- Opening Delimiter -

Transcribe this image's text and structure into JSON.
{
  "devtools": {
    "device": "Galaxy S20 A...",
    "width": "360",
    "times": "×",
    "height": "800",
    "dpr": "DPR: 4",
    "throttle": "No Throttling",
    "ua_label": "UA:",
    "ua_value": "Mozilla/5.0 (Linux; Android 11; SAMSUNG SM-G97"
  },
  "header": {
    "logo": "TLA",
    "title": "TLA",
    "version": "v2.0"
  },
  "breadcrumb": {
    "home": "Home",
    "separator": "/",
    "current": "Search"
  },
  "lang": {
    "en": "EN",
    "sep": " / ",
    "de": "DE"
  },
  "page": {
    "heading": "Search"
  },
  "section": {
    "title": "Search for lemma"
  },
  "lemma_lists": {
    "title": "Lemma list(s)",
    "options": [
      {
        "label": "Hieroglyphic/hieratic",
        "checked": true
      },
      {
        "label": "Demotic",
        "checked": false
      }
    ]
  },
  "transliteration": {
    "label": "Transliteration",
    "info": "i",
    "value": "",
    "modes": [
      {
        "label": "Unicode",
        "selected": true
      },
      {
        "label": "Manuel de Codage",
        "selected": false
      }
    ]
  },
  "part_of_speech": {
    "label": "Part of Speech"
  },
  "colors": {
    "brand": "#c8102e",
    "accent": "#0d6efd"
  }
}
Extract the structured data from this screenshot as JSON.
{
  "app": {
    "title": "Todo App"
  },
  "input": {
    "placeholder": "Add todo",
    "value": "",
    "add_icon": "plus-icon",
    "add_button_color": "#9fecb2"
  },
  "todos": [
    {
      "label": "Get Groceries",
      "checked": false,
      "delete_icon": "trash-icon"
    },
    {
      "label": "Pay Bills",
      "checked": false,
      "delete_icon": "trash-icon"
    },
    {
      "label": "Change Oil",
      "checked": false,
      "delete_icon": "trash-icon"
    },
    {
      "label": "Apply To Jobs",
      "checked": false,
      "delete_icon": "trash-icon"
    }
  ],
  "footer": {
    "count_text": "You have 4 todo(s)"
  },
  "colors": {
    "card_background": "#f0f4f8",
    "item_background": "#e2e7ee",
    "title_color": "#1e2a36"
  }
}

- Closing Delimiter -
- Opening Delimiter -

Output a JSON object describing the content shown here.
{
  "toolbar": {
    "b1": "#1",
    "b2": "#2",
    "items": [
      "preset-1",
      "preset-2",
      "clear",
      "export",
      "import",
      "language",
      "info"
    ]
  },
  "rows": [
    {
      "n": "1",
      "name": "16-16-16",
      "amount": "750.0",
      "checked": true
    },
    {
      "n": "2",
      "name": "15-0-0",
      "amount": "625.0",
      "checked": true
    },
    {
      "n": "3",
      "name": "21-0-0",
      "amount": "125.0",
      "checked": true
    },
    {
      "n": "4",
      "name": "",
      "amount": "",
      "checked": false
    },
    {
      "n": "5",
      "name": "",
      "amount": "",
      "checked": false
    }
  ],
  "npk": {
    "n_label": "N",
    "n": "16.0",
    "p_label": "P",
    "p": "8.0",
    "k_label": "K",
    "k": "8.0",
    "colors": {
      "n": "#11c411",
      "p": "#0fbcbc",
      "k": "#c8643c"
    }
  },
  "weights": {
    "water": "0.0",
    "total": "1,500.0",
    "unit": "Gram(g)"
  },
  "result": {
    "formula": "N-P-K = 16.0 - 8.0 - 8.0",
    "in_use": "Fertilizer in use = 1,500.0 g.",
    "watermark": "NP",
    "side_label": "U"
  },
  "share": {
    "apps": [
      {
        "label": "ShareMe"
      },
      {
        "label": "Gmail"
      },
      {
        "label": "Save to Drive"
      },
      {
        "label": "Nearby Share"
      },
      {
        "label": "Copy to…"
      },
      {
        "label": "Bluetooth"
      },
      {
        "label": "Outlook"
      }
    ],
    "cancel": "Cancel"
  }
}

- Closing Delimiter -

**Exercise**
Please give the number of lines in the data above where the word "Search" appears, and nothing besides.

**Solved exercise**
3